It is rare for a high school or college student to suffer a broken neck. The bigger, more common problem in youth athletics is concussion.
However, most of the media attention and research focuses on professional sports, says Steven Broglio, assistant professor of kinesiology at the University of Michigan.
Concussion among football athletes occurs at about 90 to 100 g-force. A shuttle launch has about 3 g-force. (Credit: Steven Broglio)
“To us, the larger public health issue is with the 1.5 million high school kids that play football each year. Not the 1,500 that play in the NFL.”
The student-athletes in Broglio’s study wear helmets outfitted with padded sensors called the Head Impact Telemetry System.
The sensors, the same type that activate a car air bag, wirelessly transmit the location and magnitude of the impact to a sideline computer 10-20 seconds later.

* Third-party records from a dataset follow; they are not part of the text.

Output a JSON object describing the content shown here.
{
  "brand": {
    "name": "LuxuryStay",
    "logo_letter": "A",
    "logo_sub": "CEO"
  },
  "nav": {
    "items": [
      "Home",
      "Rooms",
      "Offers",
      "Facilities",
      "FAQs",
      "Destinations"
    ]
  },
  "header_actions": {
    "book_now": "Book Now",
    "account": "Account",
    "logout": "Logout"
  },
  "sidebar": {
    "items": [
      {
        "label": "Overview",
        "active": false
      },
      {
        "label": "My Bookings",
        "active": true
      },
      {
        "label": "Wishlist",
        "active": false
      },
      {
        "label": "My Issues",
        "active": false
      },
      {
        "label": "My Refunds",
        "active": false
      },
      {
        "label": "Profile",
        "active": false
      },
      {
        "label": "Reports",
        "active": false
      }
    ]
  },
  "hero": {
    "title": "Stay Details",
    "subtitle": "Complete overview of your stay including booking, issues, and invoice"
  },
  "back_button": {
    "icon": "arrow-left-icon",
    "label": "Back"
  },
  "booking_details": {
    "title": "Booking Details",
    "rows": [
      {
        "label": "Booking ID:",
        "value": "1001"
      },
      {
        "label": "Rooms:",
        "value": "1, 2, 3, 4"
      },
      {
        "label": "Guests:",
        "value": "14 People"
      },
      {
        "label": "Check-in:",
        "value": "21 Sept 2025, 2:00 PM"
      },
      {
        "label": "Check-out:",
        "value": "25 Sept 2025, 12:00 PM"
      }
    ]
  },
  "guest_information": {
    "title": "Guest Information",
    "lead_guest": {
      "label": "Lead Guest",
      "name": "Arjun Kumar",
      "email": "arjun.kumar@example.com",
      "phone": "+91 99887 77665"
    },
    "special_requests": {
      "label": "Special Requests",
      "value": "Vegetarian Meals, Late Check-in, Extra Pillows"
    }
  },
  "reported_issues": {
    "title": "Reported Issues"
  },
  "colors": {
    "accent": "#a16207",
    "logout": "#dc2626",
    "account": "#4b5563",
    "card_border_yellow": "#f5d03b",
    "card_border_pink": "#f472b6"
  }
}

In this particular player’s case, it was obvious that something serious had occurred, but the impact he sustained wasn’t as hard as others in the study have sustained who weren’t concussed.
The research is published in the New England Journal of Medicine.
Each athlete’s body reacts differently to impact, but the average for concussion is about the same across high school, college, and professional.
A concussion occurs at roughly 90 to 100 g-force, “which is like smashing your head against a wall at 20 mph,” Broglio says. The shuttle launch is about 3 g-force; a rolling fighter pilot about 5-10 g-force.
A high school football player takes about 652 impacts over a 12-13 week season.
“I challenge you to find a parent who will tell their kid to bang their head against the wall 652 times in 12 weeks,” Broglio says. “It’s an interesting way to think about it.”
Eventually, Broglio says he would like to see a similar system used as diagnostic tool to record linear acceleration, rotational acceleration, and impact location on every athletic field, but that kind of technology is still years away from becoming reality.
“Ultimately, we’re trying to use these measures to predict concussion,” Broglio says. “If someone exceeds a certain level then we would know they have a concussion and we could pull them.”
The injured student healed and was cleared 12 weeks later to play basketball, Broglio says.
Researchers from Brown University and the University of New Hampshire contributed to the study.
More news from University of Michigan: www.ns.umich.edu/